Therefore, an athlete would not be simply looking to alter their type of fast-twitch fibers (oxidative to glycolytic), they would have to change energy metabolisms. For example, resistance training can turn Type IIb fibers into Type IIa due to an increase in the ability to utilise the oxidative cycle.
Training for Change
If an athlete is looking to change from fast-twitch to slow-twitch, the process is fairly self-explanatory. The athlete would need to incorporate long, slow durational runs, which are solely targeting their aerobic metabolism.
If an athlete wants to move from Type IIa to Type IIb (therefore becoming more powerful e.g. powerlifting), they would need to focus on heavy loads, low reps with high sets. Similarly, if an athlete wants to move from Type IIb to Type IIa (becoming faster for short periods of time e.g., basketball or rugby), they would need to focus on lighter loads (60% max RM – strength-speed), higher reps and fewer sets.

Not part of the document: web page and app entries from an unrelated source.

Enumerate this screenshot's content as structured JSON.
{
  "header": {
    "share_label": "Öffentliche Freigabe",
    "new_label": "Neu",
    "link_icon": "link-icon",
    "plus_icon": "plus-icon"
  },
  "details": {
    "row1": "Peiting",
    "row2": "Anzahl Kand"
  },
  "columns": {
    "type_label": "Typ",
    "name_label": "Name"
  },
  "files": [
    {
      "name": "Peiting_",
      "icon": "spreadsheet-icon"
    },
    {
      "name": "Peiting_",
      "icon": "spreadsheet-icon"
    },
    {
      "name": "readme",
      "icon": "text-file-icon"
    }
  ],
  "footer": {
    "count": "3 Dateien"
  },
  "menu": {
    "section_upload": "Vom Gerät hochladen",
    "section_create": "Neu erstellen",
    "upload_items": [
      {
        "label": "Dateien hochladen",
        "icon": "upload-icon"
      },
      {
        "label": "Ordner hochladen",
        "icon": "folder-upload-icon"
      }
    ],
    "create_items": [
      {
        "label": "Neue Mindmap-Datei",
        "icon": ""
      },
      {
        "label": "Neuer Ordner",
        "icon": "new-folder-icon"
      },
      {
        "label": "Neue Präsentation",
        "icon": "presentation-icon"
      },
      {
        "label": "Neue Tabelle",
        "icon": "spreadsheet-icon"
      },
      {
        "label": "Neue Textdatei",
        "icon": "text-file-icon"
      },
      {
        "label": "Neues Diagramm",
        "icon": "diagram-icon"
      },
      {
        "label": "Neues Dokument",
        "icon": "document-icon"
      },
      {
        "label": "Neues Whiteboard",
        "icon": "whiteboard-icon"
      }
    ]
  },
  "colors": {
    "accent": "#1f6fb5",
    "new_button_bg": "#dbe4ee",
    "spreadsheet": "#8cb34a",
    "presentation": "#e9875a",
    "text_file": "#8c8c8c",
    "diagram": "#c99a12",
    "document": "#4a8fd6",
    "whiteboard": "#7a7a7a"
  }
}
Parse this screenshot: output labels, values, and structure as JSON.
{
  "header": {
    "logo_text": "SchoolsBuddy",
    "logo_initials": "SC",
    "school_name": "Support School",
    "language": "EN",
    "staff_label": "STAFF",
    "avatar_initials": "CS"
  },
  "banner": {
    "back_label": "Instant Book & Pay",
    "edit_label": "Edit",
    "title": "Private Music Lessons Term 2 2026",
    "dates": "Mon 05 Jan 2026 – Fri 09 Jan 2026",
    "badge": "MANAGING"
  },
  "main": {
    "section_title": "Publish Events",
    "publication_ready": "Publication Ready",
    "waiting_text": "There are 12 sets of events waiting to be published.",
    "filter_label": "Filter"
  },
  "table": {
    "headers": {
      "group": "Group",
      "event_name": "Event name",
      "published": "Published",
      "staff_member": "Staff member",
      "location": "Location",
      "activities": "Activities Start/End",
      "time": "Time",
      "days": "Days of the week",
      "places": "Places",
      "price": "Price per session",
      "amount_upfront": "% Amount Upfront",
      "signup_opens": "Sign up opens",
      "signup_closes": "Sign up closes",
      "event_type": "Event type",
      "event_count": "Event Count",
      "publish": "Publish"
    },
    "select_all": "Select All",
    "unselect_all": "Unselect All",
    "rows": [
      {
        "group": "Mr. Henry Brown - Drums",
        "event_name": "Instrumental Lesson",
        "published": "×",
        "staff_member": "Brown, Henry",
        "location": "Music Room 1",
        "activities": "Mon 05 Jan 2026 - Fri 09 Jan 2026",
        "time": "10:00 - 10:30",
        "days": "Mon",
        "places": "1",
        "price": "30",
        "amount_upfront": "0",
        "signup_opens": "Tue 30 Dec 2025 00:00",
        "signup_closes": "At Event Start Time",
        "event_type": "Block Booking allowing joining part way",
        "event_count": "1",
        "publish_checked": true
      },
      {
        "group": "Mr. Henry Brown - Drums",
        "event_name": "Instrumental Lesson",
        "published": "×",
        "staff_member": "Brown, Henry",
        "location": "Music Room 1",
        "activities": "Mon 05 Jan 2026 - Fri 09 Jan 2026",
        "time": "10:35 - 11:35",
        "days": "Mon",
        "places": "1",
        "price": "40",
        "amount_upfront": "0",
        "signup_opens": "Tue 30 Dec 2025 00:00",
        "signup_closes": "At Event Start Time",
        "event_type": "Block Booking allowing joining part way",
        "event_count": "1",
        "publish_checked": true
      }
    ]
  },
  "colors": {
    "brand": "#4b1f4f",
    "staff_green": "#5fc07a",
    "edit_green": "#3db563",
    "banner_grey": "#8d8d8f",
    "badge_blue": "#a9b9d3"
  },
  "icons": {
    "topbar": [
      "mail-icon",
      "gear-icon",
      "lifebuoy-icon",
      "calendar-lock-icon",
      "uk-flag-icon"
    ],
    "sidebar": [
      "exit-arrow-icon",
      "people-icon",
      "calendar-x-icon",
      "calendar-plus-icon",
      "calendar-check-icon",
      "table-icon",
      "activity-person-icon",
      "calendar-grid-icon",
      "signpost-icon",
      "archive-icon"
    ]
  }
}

Every person is genetically unique. We all have varying combinations of different muscle fiber types. This unique combination of the varying types of muscle fibers tends to dictate which sports and activities we take part in, and ultimately best achieve in. That’s why it's easier for one person to change their body shape by ‘hitting the weights’ to display typical mesomorph body characteristics, while others find ‘smashing’ marathons just as easy.
It is easier to change between fast-twitch fibers and from fast-twitch to slow-twitch, than it is to go from slow-twitch to fast-twitch. Along with a person’s unchangeable genetic make-up, there will also be a change in energy metabolism.
You're probably already going through some ideas in your head, right? Tell me what type of muscle fiber you or your athlete(s) are displaying and how you are planning on training them to best suit their genetic make up. I'd love to help out!